News Item: Ottawa, Canada - October 28, 2011:
Aboriginal Affairs Minister John Duncan claims Indian residential schools “were not genocide” but “an education policy gone wrong”
So what’s the problem, boyo? Was it laundry day in Ottawa, or something? I mean, why would you stand up all naked like that in public and expose yourself with such a dumb-assed statement?
It’s prefectly Canadian, of course, to deny our worst deeds, especially towards Indians, but you didn’t have to do so in such a stupid manner. “Education policy gone wrong”? Wow.
Just for clarification, John, exactly what aspect of federal Indian education policy included the mandatory gang raping of children, their torturing with electric cattle prods, and forcibly sterilizing them at puberty?
Did Indian education, in your opinion, involve deliberately exposing kids to tuberculosis and letting them die untreated? Or giving boys and girls as young as five an hour of schooling each day before forcing them to labor in the fields or as domestic servants to rich white pedophiles?
That was, after all, the normal “curriculum” in your typical Christian Indian residential school across Canada for more than a century something you conveniently didn’t mention.

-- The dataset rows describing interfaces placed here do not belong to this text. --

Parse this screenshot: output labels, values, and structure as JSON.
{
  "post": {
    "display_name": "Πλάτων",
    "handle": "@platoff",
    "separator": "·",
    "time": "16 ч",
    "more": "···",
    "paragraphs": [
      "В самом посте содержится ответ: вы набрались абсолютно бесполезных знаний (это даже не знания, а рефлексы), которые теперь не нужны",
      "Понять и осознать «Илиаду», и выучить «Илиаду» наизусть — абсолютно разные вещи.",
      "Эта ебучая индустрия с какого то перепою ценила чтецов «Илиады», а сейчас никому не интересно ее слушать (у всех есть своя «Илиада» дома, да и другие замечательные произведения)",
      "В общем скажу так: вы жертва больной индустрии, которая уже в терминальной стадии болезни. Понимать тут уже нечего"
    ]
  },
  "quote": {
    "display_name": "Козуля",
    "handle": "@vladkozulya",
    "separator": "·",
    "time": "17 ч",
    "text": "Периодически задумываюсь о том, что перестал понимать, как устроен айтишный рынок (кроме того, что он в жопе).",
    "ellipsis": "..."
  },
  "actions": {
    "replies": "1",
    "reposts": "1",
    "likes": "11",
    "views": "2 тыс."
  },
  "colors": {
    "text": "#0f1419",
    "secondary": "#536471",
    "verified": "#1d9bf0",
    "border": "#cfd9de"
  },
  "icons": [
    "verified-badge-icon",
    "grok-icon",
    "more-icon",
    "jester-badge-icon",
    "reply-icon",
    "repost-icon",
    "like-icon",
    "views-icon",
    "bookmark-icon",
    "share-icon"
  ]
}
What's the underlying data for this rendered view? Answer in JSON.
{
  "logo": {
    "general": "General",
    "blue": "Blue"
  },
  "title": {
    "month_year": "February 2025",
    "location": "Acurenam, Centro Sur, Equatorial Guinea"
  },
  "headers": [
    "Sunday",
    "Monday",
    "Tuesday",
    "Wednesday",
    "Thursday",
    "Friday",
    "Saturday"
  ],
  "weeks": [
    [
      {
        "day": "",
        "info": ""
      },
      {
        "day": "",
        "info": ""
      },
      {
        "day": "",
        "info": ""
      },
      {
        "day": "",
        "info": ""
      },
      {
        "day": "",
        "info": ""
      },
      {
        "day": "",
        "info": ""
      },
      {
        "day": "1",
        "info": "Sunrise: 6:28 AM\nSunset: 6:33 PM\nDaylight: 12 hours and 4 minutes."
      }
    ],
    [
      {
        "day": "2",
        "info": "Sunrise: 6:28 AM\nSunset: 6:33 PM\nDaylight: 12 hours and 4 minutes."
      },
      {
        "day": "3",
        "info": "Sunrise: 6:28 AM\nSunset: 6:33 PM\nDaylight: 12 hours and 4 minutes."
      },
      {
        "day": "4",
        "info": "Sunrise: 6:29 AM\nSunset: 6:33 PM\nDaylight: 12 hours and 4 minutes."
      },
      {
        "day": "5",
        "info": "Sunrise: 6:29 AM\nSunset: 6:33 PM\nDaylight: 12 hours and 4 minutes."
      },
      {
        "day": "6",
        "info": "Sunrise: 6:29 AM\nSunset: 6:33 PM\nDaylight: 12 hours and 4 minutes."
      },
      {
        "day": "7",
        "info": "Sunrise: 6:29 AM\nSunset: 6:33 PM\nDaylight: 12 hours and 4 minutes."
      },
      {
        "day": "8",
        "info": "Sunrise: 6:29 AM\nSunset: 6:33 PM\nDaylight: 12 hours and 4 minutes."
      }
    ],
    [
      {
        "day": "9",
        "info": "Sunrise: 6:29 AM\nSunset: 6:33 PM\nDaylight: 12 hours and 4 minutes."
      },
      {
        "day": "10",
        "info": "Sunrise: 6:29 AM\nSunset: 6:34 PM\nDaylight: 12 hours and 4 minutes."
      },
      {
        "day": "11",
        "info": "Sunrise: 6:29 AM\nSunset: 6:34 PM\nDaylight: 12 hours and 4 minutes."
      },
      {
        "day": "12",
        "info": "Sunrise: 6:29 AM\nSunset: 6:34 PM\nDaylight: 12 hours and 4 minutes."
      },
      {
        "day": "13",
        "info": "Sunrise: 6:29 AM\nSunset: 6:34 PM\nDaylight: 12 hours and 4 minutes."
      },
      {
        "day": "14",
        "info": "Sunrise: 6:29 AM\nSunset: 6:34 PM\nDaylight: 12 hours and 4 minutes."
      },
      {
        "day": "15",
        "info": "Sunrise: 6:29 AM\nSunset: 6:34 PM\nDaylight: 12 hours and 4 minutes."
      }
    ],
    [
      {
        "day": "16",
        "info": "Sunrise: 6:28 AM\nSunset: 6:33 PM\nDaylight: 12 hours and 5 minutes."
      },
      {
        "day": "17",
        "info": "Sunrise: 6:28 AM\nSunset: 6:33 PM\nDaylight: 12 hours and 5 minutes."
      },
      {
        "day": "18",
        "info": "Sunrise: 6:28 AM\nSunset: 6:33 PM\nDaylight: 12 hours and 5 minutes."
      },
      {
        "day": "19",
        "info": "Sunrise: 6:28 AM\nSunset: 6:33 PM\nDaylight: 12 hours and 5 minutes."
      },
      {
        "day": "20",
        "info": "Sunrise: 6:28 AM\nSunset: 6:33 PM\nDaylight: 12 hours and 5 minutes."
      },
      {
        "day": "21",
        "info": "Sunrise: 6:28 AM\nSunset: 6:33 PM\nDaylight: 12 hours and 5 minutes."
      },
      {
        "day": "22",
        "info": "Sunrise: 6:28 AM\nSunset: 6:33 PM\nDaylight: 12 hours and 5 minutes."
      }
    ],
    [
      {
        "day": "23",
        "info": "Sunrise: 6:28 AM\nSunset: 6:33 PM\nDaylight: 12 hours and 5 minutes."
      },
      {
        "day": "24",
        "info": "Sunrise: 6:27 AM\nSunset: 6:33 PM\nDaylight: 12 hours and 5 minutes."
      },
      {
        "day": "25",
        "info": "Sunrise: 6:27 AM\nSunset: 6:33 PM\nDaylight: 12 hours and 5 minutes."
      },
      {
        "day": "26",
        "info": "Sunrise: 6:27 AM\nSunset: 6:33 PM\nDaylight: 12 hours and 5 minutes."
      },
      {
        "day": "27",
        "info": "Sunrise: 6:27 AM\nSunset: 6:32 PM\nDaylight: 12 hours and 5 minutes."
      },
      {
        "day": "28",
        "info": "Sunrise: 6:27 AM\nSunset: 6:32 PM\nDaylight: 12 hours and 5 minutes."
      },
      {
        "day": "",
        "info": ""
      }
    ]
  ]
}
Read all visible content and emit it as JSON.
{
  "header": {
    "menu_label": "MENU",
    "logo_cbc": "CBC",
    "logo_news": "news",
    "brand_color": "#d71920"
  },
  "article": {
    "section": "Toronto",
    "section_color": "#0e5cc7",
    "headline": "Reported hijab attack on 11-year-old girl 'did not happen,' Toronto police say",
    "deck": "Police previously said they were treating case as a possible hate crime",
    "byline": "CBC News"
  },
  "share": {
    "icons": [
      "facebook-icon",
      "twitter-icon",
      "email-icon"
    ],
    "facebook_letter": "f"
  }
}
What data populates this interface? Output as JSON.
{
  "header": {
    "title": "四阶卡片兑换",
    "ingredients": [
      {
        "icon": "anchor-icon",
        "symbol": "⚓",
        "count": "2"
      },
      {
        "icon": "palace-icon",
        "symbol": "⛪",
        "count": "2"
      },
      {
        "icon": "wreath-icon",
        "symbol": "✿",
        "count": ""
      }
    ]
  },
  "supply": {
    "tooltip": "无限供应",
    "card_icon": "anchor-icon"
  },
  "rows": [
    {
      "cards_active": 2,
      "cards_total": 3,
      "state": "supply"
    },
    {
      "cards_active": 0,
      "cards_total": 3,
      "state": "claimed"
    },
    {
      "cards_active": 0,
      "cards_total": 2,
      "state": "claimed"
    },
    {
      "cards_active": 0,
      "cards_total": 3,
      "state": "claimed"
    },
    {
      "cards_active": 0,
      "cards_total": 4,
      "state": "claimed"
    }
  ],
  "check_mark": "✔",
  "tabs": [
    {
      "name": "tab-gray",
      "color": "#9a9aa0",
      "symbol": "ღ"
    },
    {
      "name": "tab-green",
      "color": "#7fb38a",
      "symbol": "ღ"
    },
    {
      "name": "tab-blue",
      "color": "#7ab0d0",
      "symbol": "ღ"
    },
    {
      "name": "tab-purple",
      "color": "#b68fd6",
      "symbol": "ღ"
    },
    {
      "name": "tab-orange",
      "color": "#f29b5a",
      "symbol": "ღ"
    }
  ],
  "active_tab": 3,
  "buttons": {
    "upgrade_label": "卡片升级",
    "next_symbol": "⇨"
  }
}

It’s not that I mind your strange faux pas, of course, John. Your bit of Holocaust Denial babble today actually did my job for me, big time. Just yesterday, I tried convincing American and British radio commentators that, despite all the “healing and reconciliation” rhetoric vomiting forth from Ottawa, Canadian politicians are still in utter denial about their own statistics: that nearly one-half of all the residential school children never survived.
Your words proved my point, admirably; and in appreciation, I’m tempted to offer you an honorary position on the board of our International Tribunal into Crimes of Chruch and State.
But seriously, John, when cabinet ministers like you start publicly contradicting their own Prime Ministers like you’ve done, they’re obviously jittery about something. I dare to suggest that our commencing forensic surveys and digs of mass graves at Canada’s oldest Indian residential school this past month has something to do with your defensive remark.
I imagine your telephone wires have been humming over the excavations, John, and not just from all those good ol’ boy constituents of yours back home. Traditional Mohawks, digging up residential school graves without your okay? Holy shit, John Boy! Ain’t it time to call out the army, or sumpthin’?
I am curious about your jitters, though. It’s not as if any other Member of Parliament is going to bite your ass over your implied allegation that an “education policy” was behind the death of more than 50,000 little kids. Politicians, like church leaders and the corporate-run media in this country, will believe any bullshit whitewashing of their own, homegrown genocide as long as it placates their white guilt and legal liability.
But maybe, somewhere inside, you know that “education policy” can’t possibly be used to explain all those mass graves, or the deliberate starving and killing of generations of children in the Christian internment camps you guys like to call “Indian residential schools”.
So I’m hoping against hope that your statement today marks a shift in Canadian government policy, away from the present ridiculous pretense that church and state are actually serious about uncovering and coming clean about their own horror and crimes against the innocent. Otherwise, it doesn’t make a hell of a lot of sense for you to deny that genocide, on the one hand, while continuing to lavishly fund a “truth and reconciliation commission” to ostensibly reveal the same genocide.
But maybe I’m assuming too much intelligent design on the part of the Harper government, and you?
Either way, John, the next time you open your mouth about “residential schools”, you might first read the statements of your own predecessor at the helm of Indian Affairs, Duncan Campbell Scott, when he said,
Our policy in the Indian boarding schools is not to educate but to kill the Indian within the Indian until there is no more Indian problem.
Or, my favourite remark of his,
Fifty percent of the Indian students do not survive boarding school to receive the benefits we offer them.
John, the only education policy gone wrong is the kind of sanitized garbage we white Canadians feed our own unsuspecting children about ourselves and the real history of our country.
But thanks for the assistance, anyway. I’ll see you at the next occupation.